■ EXERCISE
Show every line of the data that contains the string "JSON".

[[ MATERIAL PROVIDED open ]]

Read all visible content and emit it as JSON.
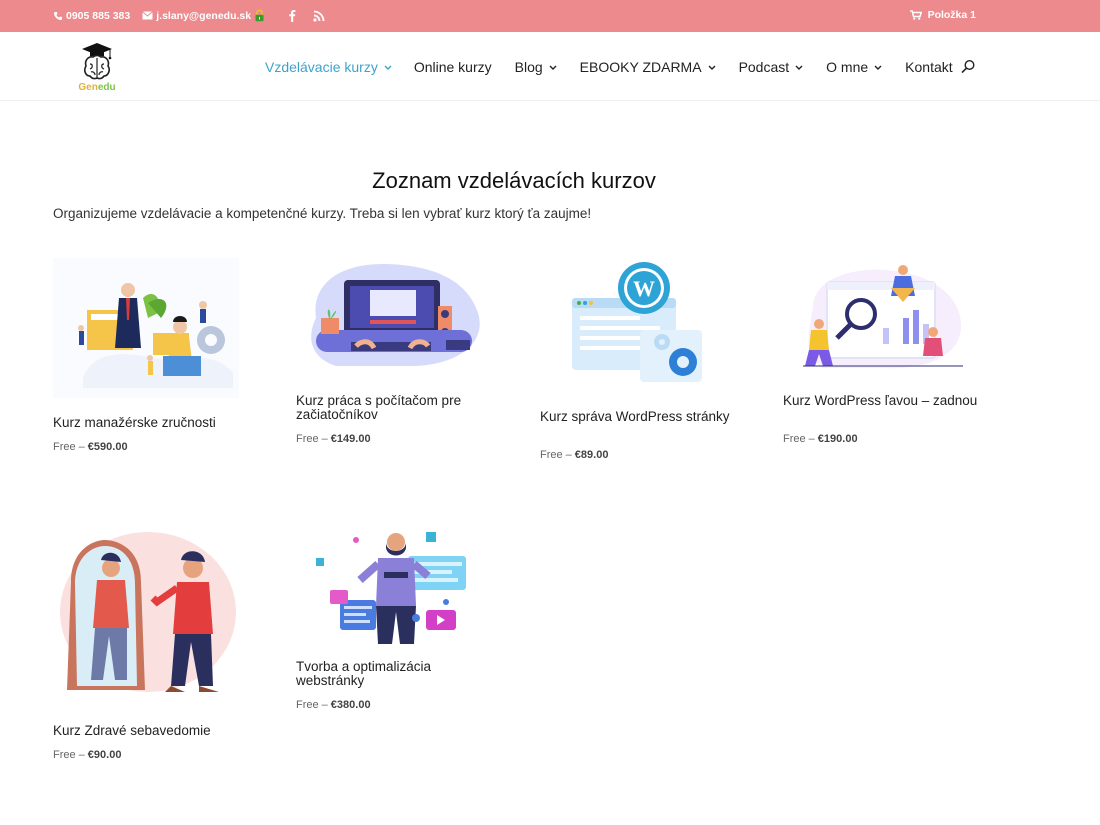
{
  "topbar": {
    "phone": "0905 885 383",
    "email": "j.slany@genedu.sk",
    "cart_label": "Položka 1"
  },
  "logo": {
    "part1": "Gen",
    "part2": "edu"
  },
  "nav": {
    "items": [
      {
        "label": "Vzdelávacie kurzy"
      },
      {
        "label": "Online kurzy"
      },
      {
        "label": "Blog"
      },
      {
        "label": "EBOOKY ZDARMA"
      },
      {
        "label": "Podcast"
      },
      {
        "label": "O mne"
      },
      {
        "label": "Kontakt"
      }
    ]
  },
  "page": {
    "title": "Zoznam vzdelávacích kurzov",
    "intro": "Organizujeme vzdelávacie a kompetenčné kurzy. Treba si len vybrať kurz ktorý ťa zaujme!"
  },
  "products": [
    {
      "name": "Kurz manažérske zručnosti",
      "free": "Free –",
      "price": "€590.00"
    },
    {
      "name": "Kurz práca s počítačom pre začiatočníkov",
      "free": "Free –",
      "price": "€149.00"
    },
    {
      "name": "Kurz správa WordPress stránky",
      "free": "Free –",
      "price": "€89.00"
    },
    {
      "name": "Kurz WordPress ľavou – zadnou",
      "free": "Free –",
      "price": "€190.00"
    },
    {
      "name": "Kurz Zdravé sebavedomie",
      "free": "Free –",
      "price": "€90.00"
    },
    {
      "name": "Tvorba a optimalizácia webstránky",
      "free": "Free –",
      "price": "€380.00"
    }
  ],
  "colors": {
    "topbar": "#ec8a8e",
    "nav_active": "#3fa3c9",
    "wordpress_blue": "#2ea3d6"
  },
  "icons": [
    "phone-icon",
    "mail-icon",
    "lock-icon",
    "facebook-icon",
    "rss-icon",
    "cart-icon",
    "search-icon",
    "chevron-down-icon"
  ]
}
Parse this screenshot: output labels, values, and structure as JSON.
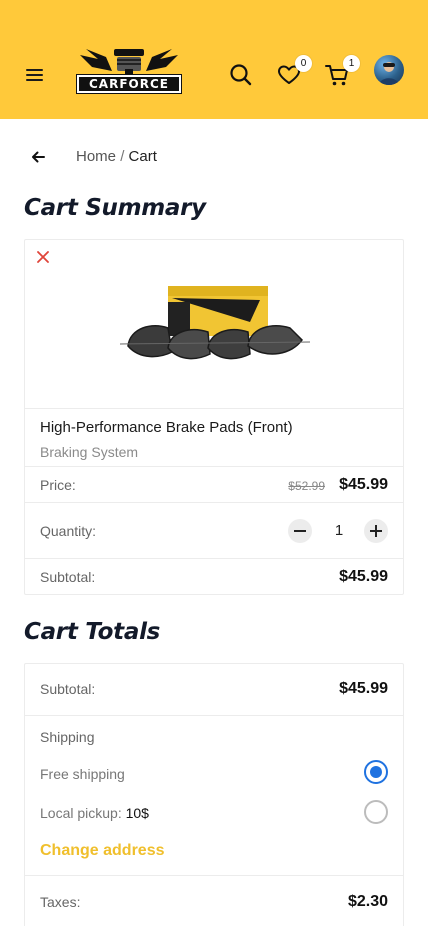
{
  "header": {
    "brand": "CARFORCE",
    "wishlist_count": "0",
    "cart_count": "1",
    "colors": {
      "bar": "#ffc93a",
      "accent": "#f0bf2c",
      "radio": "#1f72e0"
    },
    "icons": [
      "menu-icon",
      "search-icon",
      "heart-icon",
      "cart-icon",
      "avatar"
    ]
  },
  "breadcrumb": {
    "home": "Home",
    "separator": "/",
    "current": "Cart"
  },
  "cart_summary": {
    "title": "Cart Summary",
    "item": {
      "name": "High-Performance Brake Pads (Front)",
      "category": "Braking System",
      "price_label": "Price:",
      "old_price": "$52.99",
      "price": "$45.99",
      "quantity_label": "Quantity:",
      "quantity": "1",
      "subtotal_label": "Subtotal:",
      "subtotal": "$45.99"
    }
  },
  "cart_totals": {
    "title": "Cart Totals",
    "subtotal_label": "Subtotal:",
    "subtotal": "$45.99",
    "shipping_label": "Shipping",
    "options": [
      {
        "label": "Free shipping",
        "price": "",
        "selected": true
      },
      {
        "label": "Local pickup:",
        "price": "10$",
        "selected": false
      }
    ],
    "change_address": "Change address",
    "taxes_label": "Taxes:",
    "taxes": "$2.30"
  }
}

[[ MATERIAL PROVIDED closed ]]
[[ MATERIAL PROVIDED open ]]

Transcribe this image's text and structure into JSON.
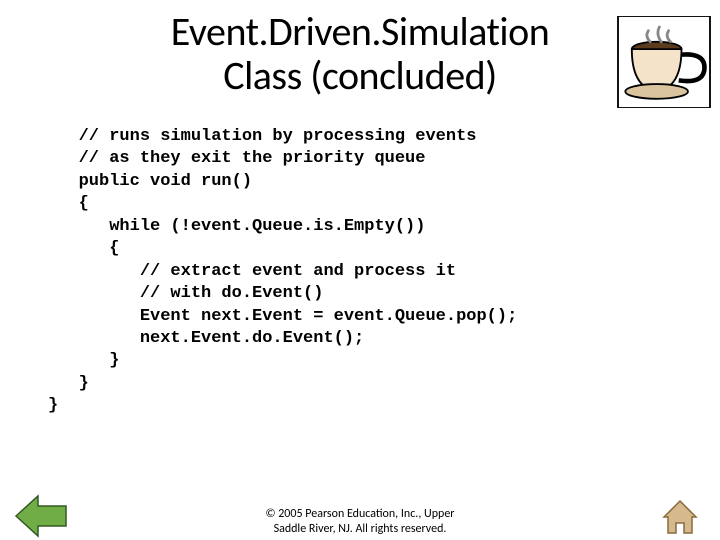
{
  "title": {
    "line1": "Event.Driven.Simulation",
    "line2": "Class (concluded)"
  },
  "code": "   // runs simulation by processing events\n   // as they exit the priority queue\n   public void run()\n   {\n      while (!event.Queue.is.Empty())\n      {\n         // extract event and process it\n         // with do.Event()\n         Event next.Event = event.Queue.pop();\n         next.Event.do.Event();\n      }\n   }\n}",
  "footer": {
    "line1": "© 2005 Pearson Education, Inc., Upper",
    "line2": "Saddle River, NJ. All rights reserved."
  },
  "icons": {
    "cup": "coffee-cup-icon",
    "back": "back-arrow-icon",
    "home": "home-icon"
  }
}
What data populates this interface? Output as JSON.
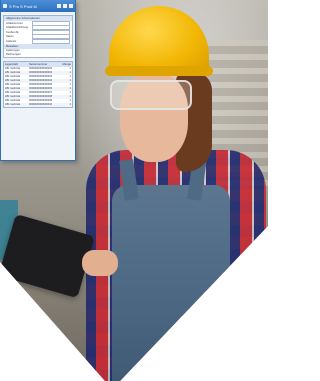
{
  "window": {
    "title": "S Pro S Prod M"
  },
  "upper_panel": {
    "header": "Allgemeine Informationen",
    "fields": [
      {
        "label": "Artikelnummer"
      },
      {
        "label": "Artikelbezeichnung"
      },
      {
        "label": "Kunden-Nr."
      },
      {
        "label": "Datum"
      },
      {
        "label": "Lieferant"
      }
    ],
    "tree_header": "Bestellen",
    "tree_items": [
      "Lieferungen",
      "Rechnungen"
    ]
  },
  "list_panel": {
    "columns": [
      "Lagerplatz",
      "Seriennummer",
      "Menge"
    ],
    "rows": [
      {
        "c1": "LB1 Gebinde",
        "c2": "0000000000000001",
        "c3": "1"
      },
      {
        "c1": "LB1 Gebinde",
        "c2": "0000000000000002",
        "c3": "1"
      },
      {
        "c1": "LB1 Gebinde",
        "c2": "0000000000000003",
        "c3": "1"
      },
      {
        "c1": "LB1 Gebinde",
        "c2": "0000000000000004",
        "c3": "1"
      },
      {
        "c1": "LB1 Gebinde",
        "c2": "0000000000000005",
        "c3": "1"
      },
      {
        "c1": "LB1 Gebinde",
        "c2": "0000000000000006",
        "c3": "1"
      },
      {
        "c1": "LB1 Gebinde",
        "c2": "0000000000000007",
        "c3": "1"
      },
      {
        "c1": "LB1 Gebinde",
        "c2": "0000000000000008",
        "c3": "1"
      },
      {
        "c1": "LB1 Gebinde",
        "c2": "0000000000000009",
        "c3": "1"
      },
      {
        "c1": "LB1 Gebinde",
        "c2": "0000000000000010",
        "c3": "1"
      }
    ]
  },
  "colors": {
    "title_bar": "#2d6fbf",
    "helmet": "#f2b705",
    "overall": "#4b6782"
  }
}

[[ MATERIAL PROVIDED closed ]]

■ REPLY
Read all visible content and emit it as JSON.
Parse this screenshot: output labels, values, and structure as JSON.
Transcribe this image's text and structure into JSON.
What data populates this interface? Output as JSON.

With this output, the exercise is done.